41 Test Set 1
42 Test Set 2
43 Test Set 3
44 Fingerprinting Accuracy
45 Accuracy of Fingerprinting Technique by Scenario
46 Accuracy of Driver Percentage
47 Rate of Fingerprinting Ideally, fingerprinter would be able to identify a wireless driver in real time after only a small traffic trace. Tested with one minute of collected data –Increased the amount in one min increments until the full thirty minute trace from each setting was used
48 Rate of Fingerprinting Average number of probes detected during one minute of observation: across all testing scenarios At least 60% accuracy of the three test cases after only one minute of traffic Method successfully converges relatively fast on the correct wireless driver and needs only a small amount of communication traffic to do so
50 Driver Versions Can our technique distinguish between two different versions of the same wireless driver. Tested wireless drivers with multiple driver versions –Technique failed in distinguishing between the different versions of the same driver New Versions of a driver might patch previous security vulnerabilities in the driver
51 Hardware Abstraction Layer Occurred when testing the MadWifi driver for Linux Driver works with most wireless cards containing the Atheros chipset because of the inclusion of a Hardware Abstraction Layer (HAL) Lack of driver diversity reduces appeal of fingerpringting wireless drivers Magnifies any security vulnerability identified
52 Fingerprinting Prevention
53 Configurable Probing Option to disable or enable probe request frames Disabling probe requests could be essential in discovering access point. Another option –Passively listen for beacons and only send probe requests for available networks when manually triggered by the user
54 Standarization Difficult to implement Effective Specify the rate at which probe request frames are transmitted in a future IEEE standard for the MAC Develop a standard that all driver manufactures can agree upon Doubtful standardization can be agree upon due to manufactures disagreeing about expending the power or bandwidth necessary to transmit probe requests at a standard rate.
55 Automated Noise Generate Noise in the form of cover probe request frames Disguises a driver by masking the drivers true rate of probe request transmission Sufficiently random Transmit enough cover to confuse the technique Also difficult
56 Driver Code Modification Change the transmission rate of probe request frames Would fool our fingerprinting technique Must be open source drivers Requires a skilled programmer to alter the driver code Many Windows drivers excluded since most do not provide source code

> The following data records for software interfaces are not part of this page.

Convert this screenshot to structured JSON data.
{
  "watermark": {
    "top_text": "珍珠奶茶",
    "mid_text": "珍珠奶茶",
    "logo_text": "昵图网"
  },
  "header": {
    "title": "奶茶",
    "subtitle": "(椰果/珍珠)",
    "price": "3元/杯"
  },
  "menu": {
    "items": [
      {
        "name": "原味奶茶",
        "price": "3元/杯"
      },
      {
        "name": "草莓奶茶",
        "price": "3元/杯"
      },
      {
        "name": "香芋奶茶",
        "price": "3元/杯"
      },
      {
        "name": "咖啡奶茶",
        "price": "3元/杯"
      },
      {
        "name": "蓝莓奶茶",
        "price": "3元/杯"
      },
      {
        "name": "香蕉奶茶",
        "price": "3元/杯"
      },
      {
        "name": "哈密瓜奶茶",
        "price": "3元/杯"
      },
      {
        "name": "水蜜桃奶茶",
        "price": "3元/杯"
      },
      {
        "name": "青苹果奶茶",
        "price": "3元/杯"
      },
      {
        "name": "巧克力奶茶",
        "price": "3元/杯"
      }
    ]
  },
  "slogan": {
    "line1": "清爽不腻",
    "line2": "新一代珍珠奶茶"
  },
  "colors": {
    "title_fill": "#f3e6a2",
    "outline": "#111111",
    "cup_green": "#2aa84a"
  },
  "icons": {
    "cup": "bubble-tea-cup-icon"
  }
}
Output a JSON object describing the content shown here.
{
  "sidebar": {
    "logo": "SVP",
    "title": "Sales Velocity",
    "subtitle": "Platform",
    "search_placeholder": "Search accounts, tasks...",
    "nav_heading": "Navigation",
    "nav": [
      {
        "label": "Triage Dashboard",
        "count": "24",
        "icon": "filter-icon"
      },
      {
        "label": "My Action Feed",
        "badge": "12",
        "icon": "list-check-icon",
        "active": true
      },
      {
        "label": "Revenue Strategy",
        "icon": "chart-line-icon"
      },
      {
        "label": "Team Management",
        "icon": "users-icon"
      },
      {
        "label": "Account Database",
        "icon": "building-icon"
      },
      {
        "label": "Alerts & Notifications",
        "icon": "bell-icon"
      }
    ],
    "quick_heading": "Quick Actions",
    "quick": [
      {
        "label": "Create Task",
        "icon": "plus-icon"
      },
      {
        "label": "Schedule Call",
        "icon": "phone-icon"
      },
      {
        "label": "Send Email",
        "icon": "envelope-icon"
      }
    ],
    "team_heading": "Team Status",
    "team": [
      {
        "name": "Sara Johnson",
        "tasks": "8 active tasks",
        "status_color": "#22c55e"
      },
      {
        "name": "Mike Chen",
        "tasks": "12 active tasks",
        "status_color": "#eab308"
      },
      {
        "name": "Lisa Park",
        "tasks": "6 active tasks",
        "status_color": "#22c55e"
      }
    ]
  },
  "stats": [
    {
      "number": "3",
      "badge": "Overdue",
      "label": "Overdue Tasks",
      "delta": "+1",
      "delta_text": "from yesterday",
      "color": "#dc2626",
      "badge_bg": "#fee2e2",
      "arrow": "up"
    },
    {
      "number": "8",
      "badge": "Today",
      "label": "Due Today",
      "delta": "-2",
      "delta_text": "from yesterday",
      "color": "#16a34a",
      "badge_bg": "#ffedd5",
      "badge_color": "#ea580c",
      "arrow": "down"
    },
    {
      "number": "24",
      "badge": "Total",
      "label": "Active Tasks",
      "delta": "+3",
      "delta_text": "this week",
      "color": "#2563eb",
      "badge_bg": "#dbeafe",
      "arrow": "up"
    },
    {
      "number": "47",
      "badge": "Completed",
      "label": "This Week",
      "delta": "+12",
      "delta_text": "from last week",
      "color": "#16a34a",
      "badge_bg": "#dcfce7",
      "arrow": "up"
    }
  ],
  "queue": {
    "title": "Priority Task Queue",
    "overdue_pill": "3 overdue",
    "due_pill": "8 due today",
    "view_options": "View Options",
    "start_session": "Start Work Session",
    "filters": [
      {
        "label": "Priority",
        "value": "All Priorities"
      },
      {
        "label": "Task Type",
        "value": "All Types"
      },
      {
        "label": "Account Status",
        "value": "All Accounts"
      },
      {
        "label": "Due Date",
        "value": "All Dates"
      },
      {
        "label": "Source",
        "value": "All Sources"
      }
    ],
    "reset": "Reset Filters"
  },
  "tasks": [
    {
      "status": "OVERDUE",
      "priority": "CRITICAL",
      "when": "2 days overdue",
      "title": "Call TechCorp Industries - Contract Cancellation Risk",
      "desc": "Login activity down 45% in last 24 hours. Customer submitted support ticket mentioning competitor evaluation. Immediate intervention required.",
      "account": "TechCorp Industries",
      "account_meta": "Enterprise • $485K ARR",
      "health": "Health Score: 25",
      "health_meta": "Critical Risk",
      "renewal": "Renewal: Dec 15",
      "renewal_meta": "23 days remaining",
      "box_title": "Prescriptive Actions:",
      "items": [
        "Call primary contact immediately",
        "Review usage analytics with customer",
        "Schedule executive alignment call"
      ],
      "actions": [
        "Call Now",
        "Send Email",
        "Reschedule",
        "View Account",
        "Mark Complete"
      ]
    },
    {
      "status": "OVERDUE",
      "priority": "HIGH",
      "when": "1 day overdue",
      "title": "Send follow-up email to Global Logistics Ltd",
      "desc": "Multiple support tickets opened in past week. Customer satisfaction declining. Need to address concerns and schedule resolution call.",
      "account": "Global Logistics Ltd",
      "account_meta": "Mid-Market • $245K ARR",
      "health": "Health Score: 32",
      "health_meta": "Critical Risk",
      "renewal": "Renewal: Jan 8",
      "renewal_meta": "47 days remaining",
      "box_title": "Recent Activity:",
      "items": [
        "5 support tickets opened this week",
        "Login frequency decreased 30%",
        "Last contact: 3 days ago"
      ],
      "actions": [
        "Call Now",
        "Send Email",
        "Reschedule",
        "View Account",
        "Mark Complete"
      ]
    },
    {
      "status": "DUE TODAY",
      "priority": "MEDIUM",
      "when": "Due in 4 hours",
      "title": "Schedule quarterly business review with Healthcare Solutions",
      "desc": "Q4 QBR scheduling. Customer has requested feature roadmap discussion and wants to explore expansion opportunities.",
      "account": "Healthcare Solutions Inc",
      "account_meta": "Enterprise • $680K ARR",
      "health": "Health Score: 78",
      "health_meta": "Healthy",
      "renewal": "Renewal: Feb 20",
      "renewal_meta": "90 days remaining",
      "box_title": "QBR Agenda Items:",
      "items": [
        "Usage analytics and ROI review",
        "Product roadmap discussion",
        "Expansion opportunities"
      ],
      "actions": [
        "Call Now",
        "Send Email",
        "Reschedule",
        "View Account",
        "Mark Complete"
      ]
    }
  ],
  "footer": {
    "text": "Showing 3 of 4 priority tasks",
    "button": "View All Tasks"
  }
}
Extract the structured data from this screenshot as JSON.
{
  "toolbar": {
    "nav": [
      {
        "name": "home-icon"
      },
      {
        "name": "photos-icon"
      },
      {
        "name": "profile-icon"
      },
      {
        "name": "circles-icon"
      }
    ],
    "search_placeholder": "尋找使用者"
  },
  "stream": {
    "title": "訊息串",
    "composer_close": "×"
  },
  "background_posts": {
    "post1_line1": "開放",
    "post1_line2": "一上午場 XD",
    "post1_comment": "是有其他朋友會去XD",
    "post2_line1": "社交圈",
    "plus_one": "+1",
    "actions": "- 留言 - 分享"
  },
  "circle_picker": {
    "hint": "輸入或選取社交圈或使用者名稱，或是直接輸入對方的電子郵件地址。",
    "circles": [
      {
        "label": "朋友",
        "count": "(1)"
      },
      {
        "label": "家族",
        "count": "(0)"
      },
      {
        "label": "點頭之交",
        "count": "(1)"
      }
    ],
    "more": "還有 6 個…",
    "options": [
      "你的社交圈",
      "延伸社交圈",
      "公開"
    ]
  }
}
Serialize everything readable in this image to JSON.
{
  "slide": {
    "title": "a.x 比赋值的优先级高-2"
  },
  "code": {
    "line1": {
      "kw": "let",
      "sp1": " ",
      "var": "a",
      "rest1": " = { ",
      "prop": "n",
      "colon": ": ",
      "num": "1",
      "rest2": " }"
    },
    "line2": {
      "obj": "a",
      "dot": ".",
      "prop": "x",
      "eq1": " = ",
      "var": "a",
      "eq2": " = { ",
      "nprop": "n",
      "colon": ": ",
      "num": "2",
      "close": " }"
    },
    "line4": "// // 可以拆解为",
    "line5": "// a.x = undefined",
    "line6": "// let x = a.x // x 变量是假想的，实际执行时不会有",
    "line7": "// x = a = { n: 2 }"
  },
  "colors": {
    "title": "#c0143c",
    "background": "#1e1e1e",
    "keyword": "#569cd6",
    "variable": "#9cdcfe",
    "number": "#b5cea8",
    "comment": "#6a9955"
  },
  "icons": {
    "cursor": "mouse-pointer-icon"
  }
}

57 MAC Address Masquerading Earlier Assumption –One-to-one mapping of MAC addresses to wireless devices Change the devices MAC address to match the MAC address of another device within transmission range Tricks the fingerprinting technique into believing probe requests from two different wireless drivers are originating from the same wireless driver. Must make sure that the other device is transmitting enough probe request frames to mask its signature.
58 Driver Patching Not a full solution Improves overall security of device drivers as new driver exploits are found Community should create more robust patching methods, and improve the overall level of driver security
59 Conclusions Designed, implemented and evaluated a technique for passive wireless device fingerprinting Capable of accurately identifying the wireless driver used by wireless devices without specialized equipment and in realistic network conditions Method is effective in fingerprinting a wide variety of wireless drivers currently on the market Takes advantage of the implementation-dependent differences between probing algoirthms in order to accurately fingerprint a driver. Accuracy ranges from 77-96% Can withstand realistic network conditions Identifies the wireless driver without modification to or cooperation from a wireless device.